* _Dataset_:

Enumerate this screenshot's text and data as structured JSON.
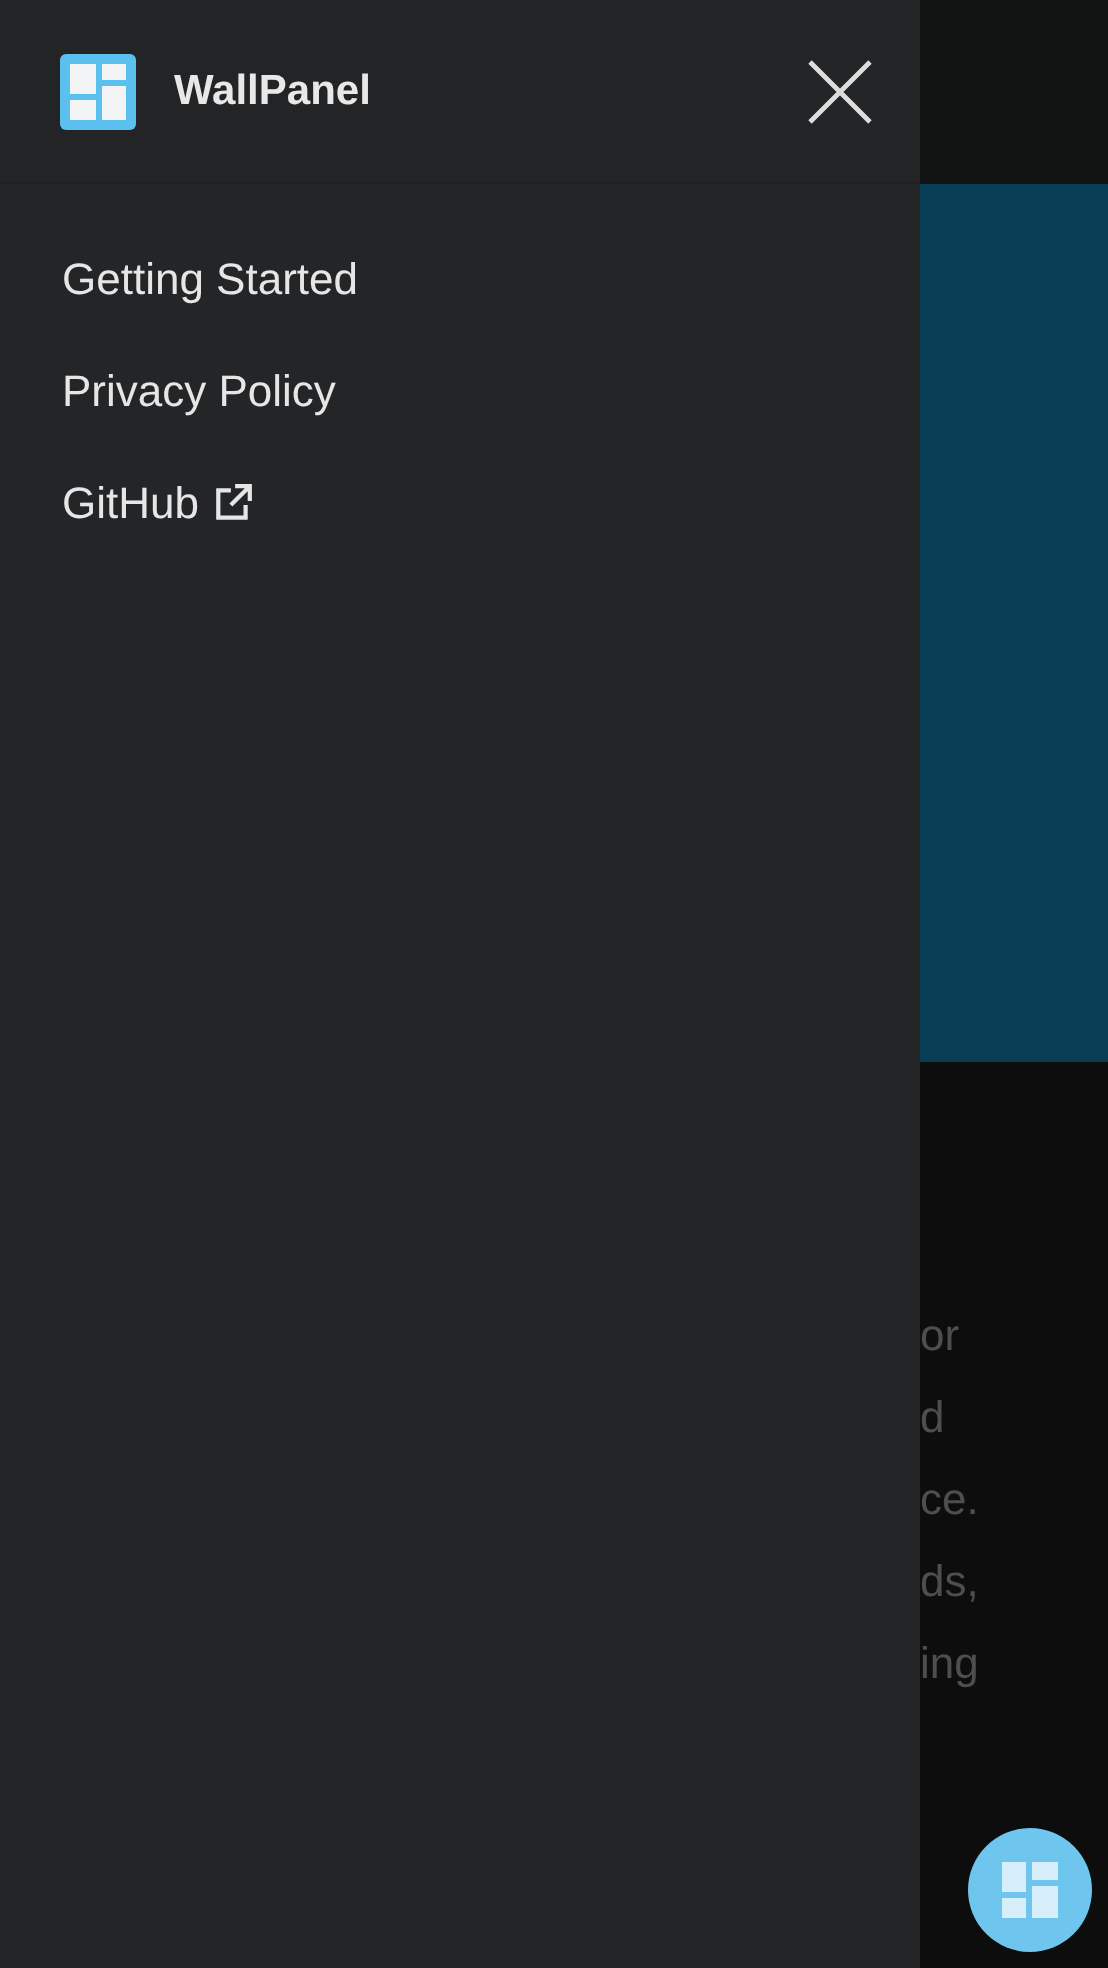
{
  "drawer": {
    "title": "WallPanel",
    "items": [
      {
        "label": "Getting Started",
        "external": false
      },
      {
        "label": "Privacy Policy",
        "external": false
      },
      {
        "label": "GitHub",
        "external": true
      }
    ]
  },
  "page_behind": {
    "text_fragments": [
      "or",
      "d",
      "ce.",
      "ds,",
      "ing"
    ]
  }
}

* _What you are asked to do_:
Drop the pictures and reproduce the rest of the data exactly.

* _Result for this task_:
Enumerate this screenshot's text and data as structured JSON.
{
  "drawer": {
    "title": "WallPanel",
    "items": [
      {
        "label": "Getting Started",
        "external": false
      },
      {
        "label": "Privacy Policy",
        "external": false
      },
      {
        "label": "GitHub",
        "external": true
      }
    ]
  },
  "page_behind": {
    "text_fragments": [
      "or",
      "d",
      "ce.",
      "ds,",
      "ing"
    ]
  }
}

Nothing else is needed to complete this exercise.